In order to better understand the phenomenon of the material here is some of the most important information and interesting facts which will help you design your dream kitchen.
- History of the material
Have you ever wondered where stainless steel comes from and how it ended up in your kitchen?
It was discovered, in the second half of XIX century that iron and chrome protect steel from acidic and harmful substances. In 1912, German engineers patented so called stainless steel which won hearts of many manufacturers and engineers especially in the United Kingdom. Blooming British military industry was very quick to show interest in the new material. In fact, it was in one of the British factories that it was discovered that a mix of lemon juice and vinegar did not cause any damage to the steel. Soon after that a production of steel cutlery (mainly knives) commenced, followed by tools and appliances.
- Unlimited Osage
Do you know that stainless steel has been used in many industries and businesses around the world?
Due to stainless steel’s durability and universality it is widely used in oil containers, swimming pool basins, in the energy industry, different types of industrial or household fittings, surgical tools, air-conditioning units, coolers, buildings elevations and silicon products.
We cannot forget about kitchen equipment – starting from smaller objects such as cutlery, pots and dishes to much bigger elements which we use on daily basis – hobs, ovens and hoods.
- A range of less popular qualities
Qualities such as lightness, durability, resilience are commonly and openly spoken about while some qualities are very often forgotten. All of them are very important on daily basis that is why it is crucial to mention them:
- Stainless steel kitchens do not absorb smells and flavours
- Appliances and worktops do not discolour
- Stainless steel as a material can be recycled
- Kitchens made from stainless steel are exceptionally hygienic due to its poreless surface that does not support growing of bacteria and viruses.
- Certificates that confirm quality
Do you know that furniture and other elements made from stainless steel must follow standards that confirm the highest quality?
It is thanks to the regulations that your appliances and furniture are low and high temperature proof and their everyday use is comfortable and safe.
International certificates confirm European norms (EN 10088) which guarantee stability and looks.
Have you ever wondered how it is that steel does not get rusty?

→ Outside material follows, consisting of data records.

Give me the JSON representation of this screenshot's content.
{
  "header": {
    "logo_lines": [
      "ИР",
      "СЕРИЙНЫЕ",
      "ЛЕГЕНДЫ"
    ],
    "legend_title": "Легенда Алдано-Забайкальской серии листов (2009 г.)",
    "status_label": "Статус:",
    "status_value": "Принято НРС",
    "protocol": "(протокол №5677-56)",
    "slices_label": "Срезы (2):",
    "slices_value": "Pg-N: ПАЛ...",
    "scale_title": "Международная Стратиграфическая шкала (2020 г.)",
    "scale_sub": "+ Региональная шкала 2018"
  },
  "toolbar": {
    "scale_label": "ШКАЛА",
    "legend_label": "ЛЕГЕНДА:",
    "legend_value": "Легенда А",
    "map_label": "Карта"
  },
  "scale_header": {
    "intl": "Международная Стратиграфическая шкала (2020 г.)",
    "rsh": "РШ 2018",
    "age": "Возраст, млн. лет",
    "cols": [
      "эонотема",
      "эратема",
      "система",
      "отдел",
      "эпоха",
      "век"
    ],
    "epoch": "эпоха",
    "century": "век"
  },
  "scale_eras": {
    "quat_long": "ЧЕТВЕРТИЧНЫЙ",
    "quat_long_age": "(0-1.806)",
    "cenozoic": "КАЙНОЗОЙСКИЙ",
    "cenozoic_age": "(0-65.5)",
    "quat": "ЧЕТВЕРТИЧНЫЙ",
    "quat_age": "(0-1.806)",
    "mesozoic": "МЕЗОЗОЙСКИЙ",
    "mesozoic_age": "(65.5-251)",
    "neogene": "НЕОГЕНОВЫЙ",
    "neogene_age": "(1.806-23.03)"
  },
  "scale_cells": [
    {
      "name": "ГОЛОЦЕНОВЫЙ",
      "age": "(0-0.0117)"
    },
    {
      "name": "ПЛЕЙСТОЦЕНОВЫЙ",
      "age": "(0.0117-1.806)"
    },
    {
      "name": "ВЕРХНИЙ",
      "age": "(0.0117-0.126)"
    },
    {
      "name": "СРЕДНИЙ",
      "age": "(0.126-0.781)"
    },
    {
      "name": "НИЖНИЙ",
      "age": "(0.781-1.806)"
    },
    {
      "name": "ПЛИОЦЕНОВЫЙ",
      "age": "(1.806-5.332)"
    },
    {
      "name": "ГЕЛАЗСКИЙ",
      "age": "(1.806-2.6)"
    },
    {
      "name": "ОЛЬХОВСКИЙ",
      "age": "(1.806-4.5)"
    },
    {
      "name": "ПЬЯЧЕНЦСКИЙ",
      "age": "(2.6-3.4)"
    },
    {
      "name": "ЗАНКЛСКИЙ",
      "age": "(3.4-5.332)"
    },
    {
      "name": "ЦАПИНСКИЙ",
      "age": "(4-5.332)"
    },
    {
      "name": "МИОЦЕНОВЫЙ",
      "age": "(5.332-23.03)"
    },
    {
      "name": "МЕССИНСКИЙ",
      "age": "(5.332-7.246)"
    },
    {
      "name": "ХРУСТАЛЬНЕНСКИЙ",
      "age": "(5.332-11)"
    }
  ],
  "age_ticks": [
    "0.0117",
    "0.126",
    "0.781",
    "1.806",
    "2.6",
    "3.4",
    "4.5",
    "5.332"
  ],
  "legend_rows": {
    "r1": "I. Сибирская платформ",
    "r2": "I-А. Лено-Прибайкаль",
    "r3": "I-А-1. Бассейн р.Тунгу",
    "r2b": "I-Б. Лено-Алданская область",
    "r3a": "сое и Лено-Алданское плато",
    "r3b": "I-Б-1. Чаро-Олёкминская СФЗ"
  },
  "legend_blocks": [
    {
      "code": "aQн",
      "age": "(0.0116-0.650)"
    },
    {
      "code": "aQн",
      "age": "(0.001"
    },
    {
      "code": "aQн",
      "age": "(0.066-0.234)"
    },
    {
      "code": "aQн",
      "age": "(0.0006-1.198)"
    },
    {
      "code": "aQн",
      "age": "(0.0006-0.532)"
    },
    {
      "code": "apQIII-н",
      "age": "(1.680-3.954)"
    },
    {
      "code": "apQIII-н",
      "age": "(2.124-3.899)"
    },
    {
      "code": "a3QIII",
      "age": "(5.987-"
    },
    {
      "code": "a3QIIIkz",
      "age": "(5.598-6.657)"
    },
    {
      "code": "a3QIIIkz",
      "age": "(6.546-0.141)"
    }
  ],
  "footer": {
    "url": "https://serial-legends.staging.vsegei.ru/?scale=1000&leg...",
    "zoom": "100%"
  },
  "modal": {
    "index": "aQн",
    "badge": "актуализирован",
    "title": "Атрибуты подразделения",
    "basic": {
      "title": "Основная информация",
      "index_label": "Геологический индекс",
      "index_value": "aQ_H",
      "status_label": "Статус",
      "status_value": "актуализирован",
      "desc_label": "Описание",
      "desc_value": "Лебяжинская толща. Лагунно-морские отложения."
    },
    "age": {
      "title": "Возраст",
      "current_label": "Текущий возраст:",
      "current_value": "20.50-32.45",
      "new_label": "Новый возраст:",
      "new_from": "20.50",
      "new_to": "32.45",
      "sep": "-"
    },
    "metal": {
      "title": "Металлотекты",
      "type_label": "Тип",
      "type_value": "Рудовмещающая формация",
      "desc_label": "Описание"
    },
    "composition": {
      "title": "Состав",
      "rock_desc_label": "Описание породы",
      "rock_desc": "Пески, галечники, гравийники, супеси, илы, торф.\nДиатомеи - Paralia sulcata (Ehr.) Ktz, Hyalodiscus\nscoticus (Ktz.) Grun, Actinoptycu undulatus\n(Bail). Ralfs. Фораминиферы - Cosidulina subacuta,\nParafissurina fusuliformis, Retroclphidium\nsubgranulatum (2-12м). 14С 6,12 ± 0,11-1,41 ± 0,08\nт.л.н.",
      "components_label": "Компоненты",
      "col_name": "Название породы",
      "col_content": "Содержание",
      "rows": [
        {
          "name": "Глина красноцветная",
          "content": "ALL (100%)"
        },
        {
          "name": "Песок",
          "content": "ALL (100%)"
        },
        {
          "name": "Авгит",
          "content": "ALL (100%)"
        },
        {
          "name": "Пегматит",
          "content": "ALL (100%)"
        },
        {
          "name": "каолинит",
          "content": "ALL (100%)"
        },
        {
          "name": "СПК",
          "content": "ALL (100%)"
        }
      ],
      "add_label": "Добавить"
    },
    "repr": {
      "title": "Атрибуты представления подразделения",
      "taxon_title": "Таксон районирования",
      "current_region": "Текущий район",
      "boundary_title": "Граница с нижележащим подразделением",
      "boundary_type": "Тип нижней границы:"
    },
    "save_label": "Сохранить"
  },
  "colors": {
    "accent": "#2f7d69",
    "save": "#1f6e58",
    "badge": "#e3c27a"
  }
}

This effect is achieved by mixing steel with various alloys – in this case, chrome. According to American AISI specifications and norms the minimal amount of chrome must be 11%.